- Padding: extra padding that surrounds the content area and increases the background.
- Border: a border, beyond the padding.
- Margin: pushes the shape itself away from other elements.
Here’s a diagram that explains it a bit better.
When designing a shape such as a square, the real estate it takes up comprises the above elements.
“The odds are never in your favor"
Yes, five column grids don’t bode well for developers. It’s generally easier to work with evens than odds. Developers tend to use front-end frameworks like Bootstrap or UIKIT that come with pre-calculated grids containing ten columns, twelve columns, or perhaps more. It’s a really good idea to ask a developer what framework they plan to use, if any, in order to align your design more appropriately with the HTML and CSS
Water, Not Ice
Gone are the old days of web. Due to the fact that the majority of website are moving towards responsiveness, the need for fluid layouts has become very apparent. Grids are now worked out with percentages (10%, 30%, 50%) of containers, which then collapse at certain breakpoints a developer can specify.
Fonts Are Not Your Friends
Fonts on websites work very differently to print. While you are building a website on your own computer, you can use any font you have installed on your system. This is great for you, but as soon as those files move to another computer, the source code can’t reference the font that you have installed on your own computer any more, as it has no connection to it.
There are many ways to get around this dilemma, but you’ll often hear a developer ask designers to use Google Fonts. Google Fonts are a set of fonts hosted on a CDN (Content Delivery Network) which can be accessed by any computer that has an active connection to the Internet, meaning that even if I don’t have the specific font installed on my own computer it can still render on my website. Be aware of this. Some fonts are also not designed for rendering on web engines. They might look drastically different when viewed in, say, Photoshop, compared to a web browser. Each program renders fonts with different rendering engines.
Events, States and Responsiveness
Now that we have covered some fundamentals, let’s take a look into some issues that designers tend not to consider in their designs but are really important for user experience.
From a designer’s perspective, it’s paramount to understand what happens to certain elements or sections on your website once a user has acted upon them. What happens when a button is clicked, for instance? Or is there an animation applied to a modal window when it closes on click? These are questions you need to provide answers for, especially if your project has a pre-defined scope. Depending on the budget and the timelines, “Interaction Design”, as it’s dubbed in the web communities, can take precious time out of a project.
After an event has occurred, elements are left in “states”. A common example being links. Links have a number of states: active, focus, hover. What do your links look like when they have been clicked on? While you’re pressing down? When the mouse hovers over them? Or when they are touched on mobile?
Atomic design can really come in handy here as your style guides can easily account for these states while building up an atom such as a button.
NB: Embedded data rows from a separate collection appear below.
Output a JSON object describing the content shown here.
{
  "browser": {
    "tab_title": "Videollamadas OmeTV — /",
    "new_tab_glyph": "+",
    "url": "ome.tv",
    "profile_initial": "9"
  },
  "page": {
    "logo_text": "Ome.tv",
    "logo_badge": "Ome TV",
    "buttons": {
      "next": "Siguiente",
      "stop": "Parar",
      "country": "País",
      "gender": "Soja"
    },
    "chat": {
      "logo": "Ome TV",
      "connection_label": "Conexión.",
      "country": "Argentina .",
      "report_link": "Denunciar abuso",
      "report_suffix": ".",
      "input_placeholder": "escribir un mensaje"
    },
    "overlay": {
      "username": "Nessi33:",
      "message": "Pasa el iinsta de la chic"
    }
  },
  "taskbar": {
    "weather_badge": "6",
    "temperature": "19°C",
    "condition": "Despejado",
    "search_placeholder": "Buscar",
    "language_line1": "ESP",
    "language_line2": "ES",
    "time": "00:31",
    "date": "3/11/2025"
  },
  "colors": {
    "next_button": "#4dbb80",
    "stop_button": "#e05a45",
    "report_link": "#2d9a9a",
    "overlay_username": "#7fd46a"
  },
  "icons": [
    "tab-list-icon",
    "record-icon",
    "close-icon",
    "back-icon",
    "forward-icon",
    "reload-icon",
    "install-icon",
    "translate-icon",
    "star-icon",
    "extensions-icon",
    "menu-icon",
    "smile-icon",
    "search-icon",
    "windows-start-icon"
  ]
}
State can have a dramatic impact on your user experience, so take it into account when dealing with more complex sites.
The “responsiveness” buzz word has been buzzing for quite a while now. As developers we need to make sure that our web experiences are consistent across all devices. If you’re a freelancer, almost every client will ask for their site to be responsive. It’s become the “bread and butter” of the web. CSS provides developers with a useful technology such as Media Queries which allow developers to customize layouts at certain “breakpoints”.
Front-end frameworks like Bootstrap and Foundation are geared towards making responsiveness a lot easier to implement by devising responsive, percentage-based grids for developers to work with. The biggest take out here is not how responsive design grids work, but more what they are engineered to do.
Thats it for this time! In the next article we will take a look at the backend and how we can use an Atomic Design mindset to improve our understanding of logic and programming skills.